In De Miranda’s L’Art d’être libres au temps des automates (the art of freedom in the era of automatons) (2010), an essay on the philosophy of the digital, the term “ordination” defines the form of agency that humans can deploy to order and actualise a zone of Creal. The growing computational protocolisation of societies are not necessarily a threat, and we must continue to facilitate the self-empowerment of “people to come” with active digital literacy. Humans are “ropes over an abyss,” as Nietzsche (1974) said, bridges between Creal and coordinating machines. Our contemporary equivocal position in the middle of a chaotic universal, on one side, and an algorithmic universal, on the other, is our ethical chance: by identifying neither with the Creal nor with any ordered world, we maintain a position as arbitrators in agonal societies. To conclude, I shall propose that “agonistic pluralism,” a political theory inspired by Hannah Arendt ([1958] 1998), might be the most compatible with the Creal hypothesis. As Chantal Mouffe (2000) writes: “While we desire an end to conflict, if we want people to be free we must always allow for the possibility that conflict may appear and to provide an arena where differences can be confronted. The democratic process should supply that arena.” Perhaps, once we remember with Nietzsche, Lacan, Spinoza (Deleuze 1988), or Sade (Lacan 1989) that conflict is but the anthropocentric perceptive on the perpetual and multiple Creal becoming, we might become immature enough to abandon the paradigm of agony and replace it with a Heraclitean idea of childish creative play: “Eternity is a child playing, playing checkers. The kingdom belongs to a child” (Heraclitus quoted in Levenson and Westphal 1994). However, politics are not made by children …

References

Alquié, Ferdinand. 1965. The Philosophy of Surrealism. Translated by Bernard Waldrop. Ann Arbor: University of Michigan Press.

Arendt, Hannah. (1958) 1998. The Human Condition. Chicago: University of Chicago Press.

Bergson, Henri. (1911) 2007. Creative Evolution. Translated by Arthur Mitchell. New York: Macmillan.

—. (1946) 1992. The Creative Mind: An Introduction to Metaphysics. Translated by Mabelle L. Andison. New York: Citadel Press.

Castoriadis, Cornelius. 1986. Crossroads in the Labyrinth. Translated by Kate Soper and Martin H. Ryle. Cambridge, MA: MIT Press.

Deleuze, Gilles. 1988. Spinoza: Practical Philosophy. Translated by Robert Hurley. San Francisco, CA: City Light Books.

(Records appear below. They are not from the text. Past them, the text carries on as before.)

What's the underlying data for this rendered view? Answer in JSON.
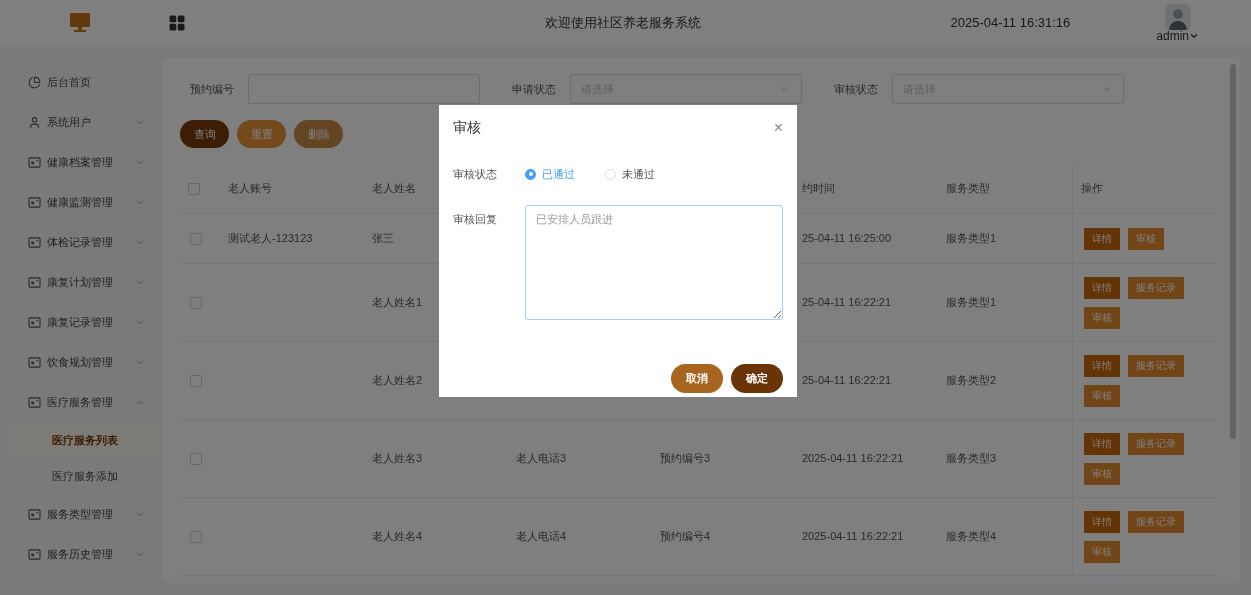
{
  "header": {
    "title": "欢迎使用社区养老服务系统",
    "datetime": "2025-04-11 16:31:16",
    "user": "admin"
  },
  "sidebar": {
    "items": [
      {
        "label": "后台首页",
        "kind": "home"
      },
      {
        "label": "系统用户",
        "kind": "user",
        "expanded": false
      },
      {
        "label": "健康档案管理",
        "kind": "module",
        "expanded": false
      },
      {
        "label": "健康监测管理",
        "kind": "module",
        "expanded": false
      },
      {
        "label": "体检记录管理",
        "kind": "module",
        "expanded": false
      },
      {
        "label": "康复计划管理",
        "kind": "module",
        "expanded": false
      },
      {
        "label": "康复记录管理",
        "kind": "module",
        "expanded": false
      },
      {
        "label": "饮食规划管理",
        "kind": "module",
        "expanded": false
      },
      {
        "label": "医疗服务管理",
        "kind": "module",
        "expanded": true,
        "children": [
          {
            "label": "医疗服务列表",
            "selected": true
          },
          {
            "label": "医疗服务添加",
            "selected": false
          }
        ]
      },
      {
        "label": "服务类型管理",
        "kind": "module",
        "expanded": false
      },
      {
        "label": "服务历史管理",
        "kind": "module",
        "expanded": false
      }
    ]
  },
  "filters": [
    {
      "label": "预约编号",
      "kind": "text"
    },
    {
      "label": "申请状态",
      "kind": "select",
      "placeholder": "请选择"
    },
    {
      "label": "审核状态",
      "kind": "select",
      "placeholder": "请选择"
    }
  ],
  "toolbar": [
    {
      "label": "查询",
      "kind": "primary",
      "disabled": false
    },
    {
      "label": "重置",
      "kind": "secondary",
      "disabled": false
    },
    {
      "label": "删除",
      "kind": "danger",
      "disabled": true
    }
  ],
  "table": {
    "select_all_checked": false,
    "columns": {
      "account": "老人账号",
      "name": "老人姓名",
      "time": "约时间",
      "service_type": "服务类型",
      "actions": "操作"
    },
    "rows": [
      {
        "checked": false,
        "account": "测试老人-123123",
        "name": "张三",
        "time": "25-04-11 16:25:00",
        "service_type": "服务类型1",
        "actions": [
          {
            "label": "详情",
            "kind": "detail"
          },
          {
            "label": "审核",
            "kind": "other"
          }
        ]
      },
      {
        "checked": false,
        "name": "老人姓名1",
        "time": "25-04-11 16:22:21",
        "service_type": "服务类型1",
        "actions": [
          {
            "label": "详情",
            "kind": "detail"
          },
          {
            "label": "服务记录",
            "kind": "other"
          },
          {
            "label": "审核",
            "kind": "other"
          }
        ]
      },
      {
        "checked": false,
        "name": "老人姓名2",
        "time": "25-04-11 16:22:21",
        "service_type": "服务类型2",
        "actions": [
          {
            "label": "详情",
            "kind": "detail"
          },
          {
            "label": "服务记录",
            "kind": "other"
          },
          {
            "label": "审核",
            "kind": "other"
          }
        ]
      },
      {
        "checked": false,
        "name": "老人姓名3",
        "phone": "老人电话3",
        "booking_no": "预约编号3",
        "time": "2025-04-11 16:22:21",
        "service_type": "服务类型3",
        "actions": [
          {
            "label": "详情",
            "kind": "detail"
          },
          {
            "label": "服务记录",
            "kind": "other"
          },
          {
            "label": "审核",
            "kind": "other"
          }
        ]
      },
      {
        "checked": false,
        "name": "老人姓名4",
        "phone": "老人电话4",
        "booking_no": "预约编号4",
        "time": "2025-04-11 16:22:21",
        "service_type": "服务类型4",
        "actions": [
          {
            "label": "详情",
            "kind": "detail"
          },
          {
            "label": "服务记录",
            "kind": "other"
          },
          {
            "label": "审核",
            "kind": "other"
          }
        ]
      }
    ]
  },
  "dialog": {
    "title": "审核",
    "close": "×",
    "status_label": "审核状态",
    "options": [
      {
        "label": "已通过",
        "selected": true
      },
      {
        "label": "未通过",
        "selected": false
      }
    ],
    "reply_label": "审核回复",
    "reply_placeholder": "已安排人员跟进",
    "buttons": [
      {
        "label": "取消",
        "kind": "cancel"
      },
      {
        "label": "确定",
        "kind": "confirm"
      }
    ]
  }
}
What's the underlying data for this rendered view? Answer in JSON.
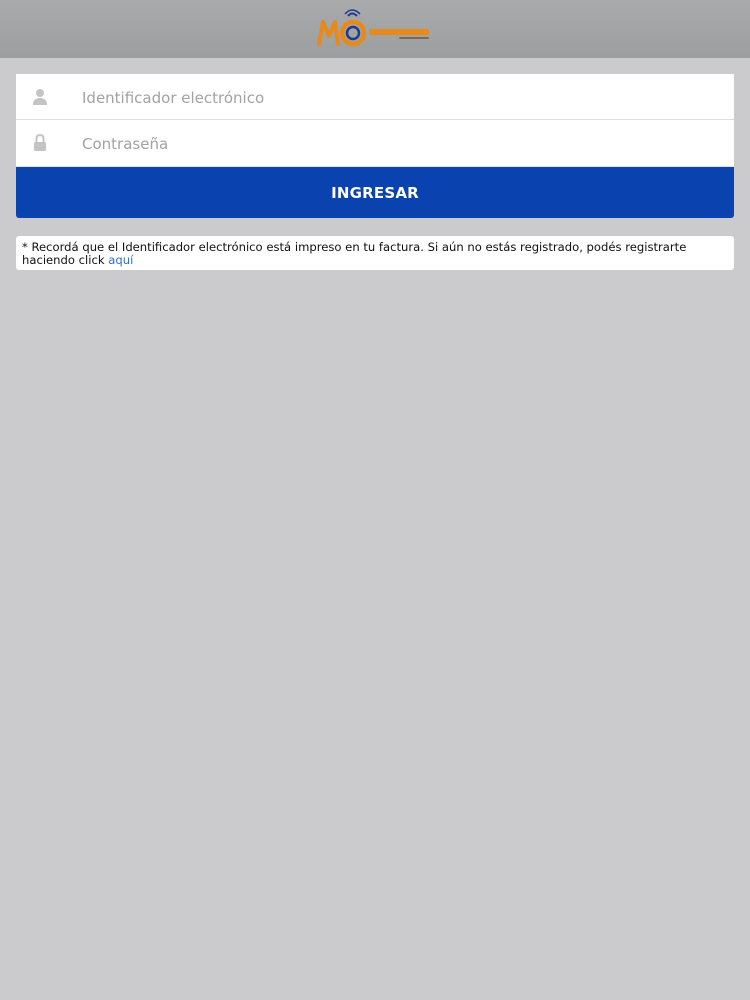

Deleuze, Gilles and Félix Guattari. 1987. A Thousand Plateaus: Capitalism and Schizophrenia. Translated by Brian Massumi. Minneapolis: University of Minnesota Press.

—. 1994. What Is Philosophy? Translated by Hugh Tomlinson and Graham Burchell. New York: Columbia University Press.

De Miranda, Luis. 2007. Peut-on jouir du Capitalisme? Lacan avec Heidegger et Marx. Paris: Punctum.

—. 2008a. Paridaiza. Paris: Plon.

—. 2008b. Une vie nouvelle est-elle possible? Deleuze et les lignes. Paris: Nous.

—. 2010. L’Art d’être libres au temps des automates. Paris: Max Milo.

—. 2013. “Is a New Life Possible? Deleuze and the Lines.” Deleuze Studies 7 (1): 106–52.

Lacan, Jacques. 1989. “Kant with Sade.” Translated by James Swenson. October 51, 55–104.

—. 1997. The Ethics of Psychoanalysis, 1950–1960. Translated by Dennis Porter. London: Norton.

Levenson, Carl Avren, and Jonathan Westphal. 1994. Reality. Indianapolis: Hackett.

Mouffe, Chantal. 2000. The Democratic Paradox. London: Verso.

Nietzsche, Friedrich. 1974. Thus Spoke Zarathustra. Translated by R. J. Hollingdale. London: Penguin.

Nitzan, Jonathan, and Shimshon Bichler. 2009. Capital as Power: A Study of Order and Creorder. New York: Routledge.

Whitehead, Alfred North. (1929) 1978. Process and Reality: An Essay in Cosmology. Edited by David Ray Griffin and Donald W. Sherburne. Corrected ed. New York: Free Press.